Answers to your questions about gardening, energy, homesteading and other sustainable living topics.
Some of my laying hens seem to be slowing down. How do I know when to butcher them?
If you choose to keep your hens beyond their first two years of laying, their production will gradually fall to the point that you’re paying more to feed and maintain them than what they’re returning in egg value — usually, that’s well before the end of their natural lives (5 to 10 years old).
Butchering the least-productive laying hens just before the onset of winter often makes the most sense, because egg production declines even further as the days grow shorter. After you butcher hens, be prepared to cook them differently than you would young meat birds. The older the bird, the tougher its meat is likely to be. According to Harvey Ussery, author of The Small-Scale Poultry Flock, the trick to preparing an old hen (or a culled mature cock) is long, slow, moist-heat cooking. “The best choice of all is to use the bird to make fabulous broth, which will be far better than broth from a younger bird,” Ussery says. After making broth, you can still use the meat that has been stripped off the bones in casseroles, stir-fries and other dishes.
Unless you want to keep your hens as pets, start by culling the least-productive ones first — but how do you know which are still going strong and which aren’t?
Ussery looks for these signs of a productive bird: 1) The vent is large, oval, soft and moist; 2) the abdomen, between the tip of the breastbone and the tips of the pubic bones, is large and soft; and 3) the pubic bones are wider apart than those on a non-laying chicken. Often the comb of a high-producing bird is larger, brighter and more flexible, too. Some people get a few new hens annually, choosing a different breed each year. That way, they can keep track of the age of each breed and retire them after about two to four years of production.
“Many people who produce eggs for market practice ‘two seasons and out,’” Ussery says. This strategy keeps egg production at its peak, but it also requires the effort and expense of starting new stock more frequently, so be sure to factor in those costs when you’re considering at what point to butcher hens.
To learn about raising chickens to eat rather than for egg production, see How to Raise Chickens for Meat.
Photo By Dreamstime/Christian Draghici: Take your hens from farm-fresh eggs to chicken legs.

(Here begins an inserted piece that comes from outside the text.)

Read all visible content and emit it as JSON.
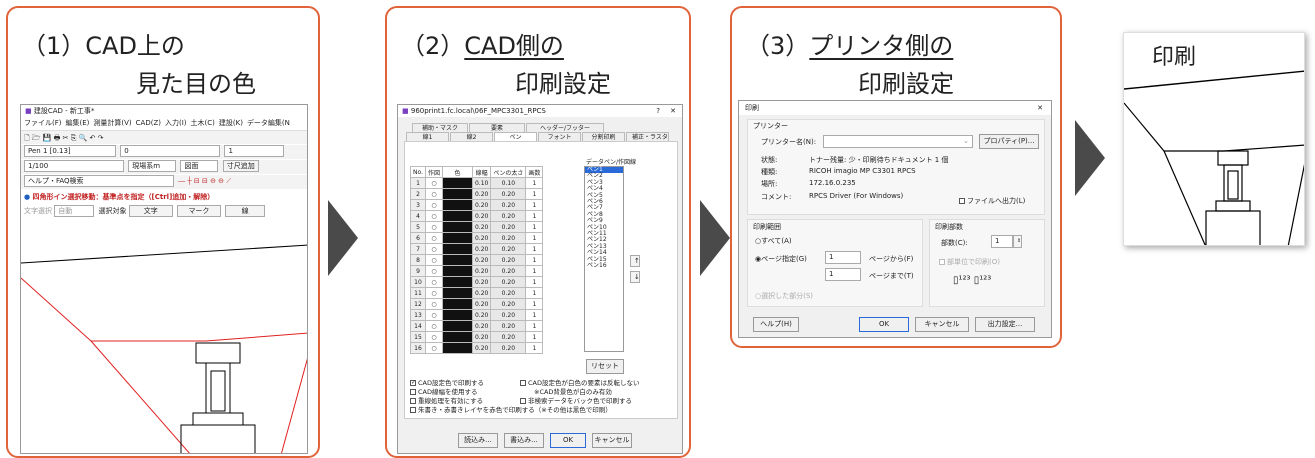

Vicki Mattern is a contributing editor for MOTHER EARTH NEWS magazine, book editor and freelance magazine writer. She has edited or co-authored seven books on gardening, and lives and works from her home in northwestern Montana. You can find Vicki on Google+.